- [Description of the task] Print every line of the data word for word.

- [Data for processing]
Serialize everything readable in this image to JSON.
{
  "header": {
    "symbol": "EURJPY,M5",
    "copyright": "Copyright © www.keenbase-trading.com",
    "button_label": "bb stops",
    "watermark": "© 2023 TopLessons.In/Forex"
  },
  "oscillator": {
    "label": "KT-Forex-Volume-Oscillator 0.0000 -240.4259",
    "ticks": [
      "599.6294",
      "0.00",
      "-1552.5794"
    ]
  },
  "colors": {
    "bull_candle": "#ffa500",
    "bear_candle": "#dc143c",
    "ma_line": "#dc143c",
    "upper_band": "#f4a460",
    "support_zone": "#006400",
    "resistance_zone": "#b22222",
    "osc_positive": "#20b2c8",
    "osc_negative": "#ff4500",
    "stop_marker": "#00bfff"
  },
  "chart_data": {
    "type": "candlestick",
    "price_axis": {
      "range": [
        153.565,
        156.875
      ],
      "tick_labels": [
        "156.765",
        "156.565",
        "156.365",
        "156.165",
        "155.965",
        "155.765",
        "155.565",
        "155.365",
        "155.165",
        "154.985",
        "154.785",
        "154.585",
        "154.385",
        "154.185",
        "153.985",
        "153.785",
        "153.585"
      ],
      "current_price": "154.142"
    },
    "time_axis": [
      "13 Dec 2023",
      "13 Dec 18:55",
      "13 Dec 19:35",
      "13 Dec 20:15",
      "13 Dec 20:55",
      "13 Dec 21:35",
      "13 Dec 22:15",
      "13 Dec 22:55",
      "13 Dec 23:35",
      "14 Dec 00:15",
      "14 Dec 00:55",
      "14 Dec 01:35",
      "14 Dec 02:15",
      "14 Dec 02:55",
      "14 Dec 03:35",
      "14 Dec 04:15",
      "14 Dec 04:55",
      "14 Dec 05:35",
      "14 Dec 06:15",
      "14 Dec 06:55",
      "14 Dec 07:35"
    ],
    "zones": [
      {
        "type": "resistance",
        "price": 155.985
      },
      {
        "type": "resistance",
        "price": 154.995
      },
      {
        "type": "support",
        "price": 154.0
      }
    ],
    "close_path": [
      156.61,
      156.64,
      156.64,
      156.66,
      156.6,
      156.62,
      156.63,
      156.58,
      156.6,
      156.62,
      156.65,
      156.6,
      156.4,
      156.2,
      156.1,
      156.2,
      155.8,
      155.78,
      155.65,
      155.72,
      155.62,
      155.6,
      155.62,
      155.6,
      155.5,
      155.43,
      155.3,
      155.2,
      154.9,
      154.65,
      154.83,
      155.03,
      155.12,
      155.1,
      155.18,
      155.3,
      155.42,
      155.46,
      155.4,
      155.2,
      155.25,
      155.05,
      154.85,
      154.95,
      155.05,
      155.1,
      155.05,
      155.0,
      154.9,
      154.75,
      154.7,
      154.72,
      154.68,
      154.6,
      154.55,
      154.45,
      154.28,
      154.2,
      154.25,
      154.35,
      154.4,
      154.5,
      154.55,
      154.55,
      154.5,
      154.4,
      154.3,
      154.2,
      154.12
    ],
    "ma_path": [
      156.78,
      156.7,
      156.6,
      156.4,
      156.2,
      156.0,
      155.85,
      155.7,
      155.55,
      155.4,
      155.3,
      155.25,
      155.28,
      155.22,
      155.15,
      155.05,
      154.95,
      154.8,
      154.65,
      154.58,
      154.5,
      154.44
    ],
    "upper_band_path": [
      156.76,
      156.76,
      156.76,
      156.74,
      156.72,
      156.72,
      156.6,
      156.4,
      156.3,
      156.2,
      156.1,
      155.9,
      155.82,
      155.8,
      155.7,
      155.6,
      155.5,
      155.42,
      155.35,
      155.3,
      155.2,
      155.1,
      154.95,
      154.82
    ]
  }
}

- [Result for this task]
Serialize everything readable in this image to JSON.
{
  "header": {
    "symbol": "EURJPY,M5",
    "copyright": "Copyright © www.keenbase-trading.com",
    "button_label": "bb stops",
    "watermark": "© 2023 TopLessons.In/Forex"
  },
  "oscillator": {
    "label": "KT-Forex-Volume-Oscillator 0.0000 -240.4259",
    "ticks": [
      "599.6294",
      "0.00",
      "-1552.5794"
    ]
  },
  "colors": {
    "bull_candle": "#ffa500",
    "bear_candle": "#dc143c",
    "ma_line": "#dc143c",
    "upper_band": "#f4a460",
    "support_zone": "#006400",
    "resistance_zone": "#b22222",
    "osc_positive": "#20b2c8",
    "osc_negative": "#ff4500",
    "stop_marker": "#00bfff"
  },
  "chart_data": {
    "type": "candlestick",
    "price_axis": {
      "range": [
        153.565,
        156.875
      ],
      "tick_labels": [
        "156.765",
        "156.565",
        "156.365",
        "156.165",
        "155.965",
        "155.765",
        "155.565",
        "155.365",
        "155.165",
        "154.985",
        "154.785",
        "154.585",
        "154.385",
        "154.185",
        "153.985",
        "153.785",
        "153.585"
      ],
      "current_price": "154.142"
    },
    "time_axis": [
      "13 Dec 2023",
      "13 Dec 18:55",
      "13 Dec 19:35",
      "13 Dec 20:15",
      "13 Dec 20:55",
      "13 Dec 21:35",
      "13 Dec 22:15",
      "13 Dec 22:55",
      "13 Dec 23:35",
      "14 Dec 00:15",
      "14 Dec 00:55",
      "14 Dec 01:35",
      "14 Dec 02:15",
      "14 Dec 02:55",
      "14 Dec 03:35",
      "14 Dec 04:15",
      "14 Dec 04:55",
      "14 Dec 05:35",
      "14 Dec 06:15",
      "14 Dec 06:55",
      "14 Dec 07:35"
    ],
    "zones": [
      {
        "type": "resistance",
        "price": 155.985
      },
      {
        "type": "resistance",
        "price": 154.995
      },
      {
        "type": "support",
        "price": 154.0
      }
    ],
    "close_path": [
      156.61,
      156.64,
      156.64,
      156.66,
      156.6,
      156.62,
      156.63,
      156.58,
      156.6,
      156.62,
      156.65,
      156.6,
      156.4,
      156.2,
      156.1,
      156.2,
      155.8,
      155.78,
      155.65,
      155.72,
      155.62,
      155.6,
      155.62,
      155.6,
      155.5,
      155.43,
      155.3,
      155.2,
      154.9,
      154.65,
      154.83,
      155.03,
      155.12,
      155.1,
      155.18,
      155.3,
      155.42,
      155.46,
      155.4,
      155.2,
      155.25,
      155.05,
      154.85,
      154.95,
      155.05,
      155.1,
      155.05,
      155.0,
      154.9,
      154.75,
      154.7,
      154.72,
      154.68,
      154.6,
      154.55,
      154.45,
      154.28,
      154.2,
      154.25,
      154.35,
      154.4,
      154.5,
      154.55,
      154.55,
      154.5,
      154.4,
      154.3,
      154.2,
      154.12
    ],
    "ma_path": [
      156.78,
      156.7,
      156.6,
      156.4,
      156.2,
      156.0,
      155.85,
      155.7,
      155.55,
      155.4,
      155.3,
      155.25,
      155.28,
      155.22,
      155.15,
      155.05,
      154.95,
      154.8,
      154.65,
      154.58,
      154.5,
      154.44
    ],
    "upper_band_path": [
      156.76,
      156.76,
      156.76,
      156.74,
      156.72,
      156.72,
      156.6,
      156.4,
      156.3,
      156.2,
      156.1,
      155.9,
      155.82,
      155.8,
      155.7,
      155.6,
      155.5,
      155.42,
      155.35,
      155.3,
      155.2,
      155.1,
      154.95,
      154.82
    ]
  }
}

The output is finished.